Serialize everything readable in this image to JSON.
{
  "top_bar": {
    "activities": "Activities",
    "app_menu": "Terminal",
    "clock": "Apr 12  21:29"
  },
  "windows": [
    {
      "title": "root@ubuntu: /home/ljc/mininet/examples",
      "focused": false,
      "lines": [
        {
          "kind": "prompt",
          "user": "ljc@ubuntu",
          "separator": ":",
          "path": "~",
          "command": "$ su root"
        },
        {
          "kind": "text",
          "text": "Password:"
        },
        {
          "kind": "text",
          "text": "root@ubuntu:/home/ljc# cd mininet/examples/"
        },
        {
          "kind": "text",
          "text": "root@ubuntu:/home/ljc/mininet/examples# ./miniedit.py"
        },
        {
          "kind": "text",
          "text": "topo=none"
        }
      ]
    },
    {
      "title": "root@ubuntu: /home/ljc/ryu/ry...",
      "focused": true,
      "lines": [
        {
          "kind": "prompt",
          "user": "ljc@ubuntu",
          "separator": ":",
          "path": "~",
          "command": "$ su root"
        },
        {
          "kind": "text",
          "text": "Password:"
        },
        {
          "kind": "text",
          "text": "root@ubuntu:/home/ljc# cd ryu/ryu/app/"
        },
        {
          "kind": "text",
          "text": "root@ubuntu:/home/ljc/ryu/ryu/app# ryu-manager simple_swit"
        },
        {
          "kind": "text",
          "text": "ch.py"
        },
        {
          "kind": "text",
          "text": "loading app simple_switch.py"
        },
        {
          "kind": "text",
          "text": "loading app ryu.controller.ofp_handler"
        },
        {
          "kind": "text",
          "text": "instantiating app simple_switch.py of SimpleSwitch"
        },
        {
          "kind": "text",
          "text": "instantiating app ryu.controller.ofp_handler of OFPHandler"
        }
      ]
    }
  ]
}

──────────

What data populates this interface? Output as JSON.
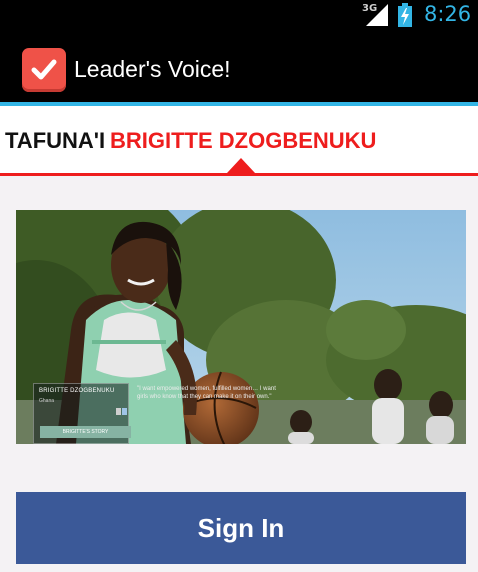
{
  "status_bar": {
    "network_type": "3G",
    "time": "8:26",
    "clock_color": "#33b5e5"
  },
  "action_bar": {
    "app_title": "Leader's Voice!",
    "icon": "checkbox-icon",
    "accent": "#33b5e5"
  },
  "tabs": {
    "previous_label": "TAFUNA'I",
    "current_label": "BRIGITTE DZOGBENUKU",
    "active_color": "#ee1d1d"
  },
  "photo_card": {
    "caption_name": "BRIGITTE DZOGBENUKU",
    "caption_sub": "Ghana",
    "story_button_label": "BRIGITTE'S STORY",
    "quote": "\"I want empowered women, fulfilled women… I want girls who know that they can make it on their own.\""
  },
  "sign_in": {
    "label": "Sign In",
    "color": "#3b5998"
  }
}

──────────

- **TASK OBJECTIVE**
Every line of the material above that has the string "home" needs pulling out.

- **RESULT FOR THIS TASK**
      "title": "root@ubuntu: /home/ljc/mininet/examples",
          "text": "root@ubuntu:/home/ljc# cd mininet/examples/"
          "text": "root@ubuntu:/home/ljc/mininet/examples# ./miniedit.py"
      "title": "root@ubuntu: /home/ljc/ryu/ry...",
          "text": "root@ubuntu:/home/ljc# cd ryu/ryu/app/"
          "text": "root@ubuntu:/home/ljc/ryu/ryu/app# ryu-manager simple_swit"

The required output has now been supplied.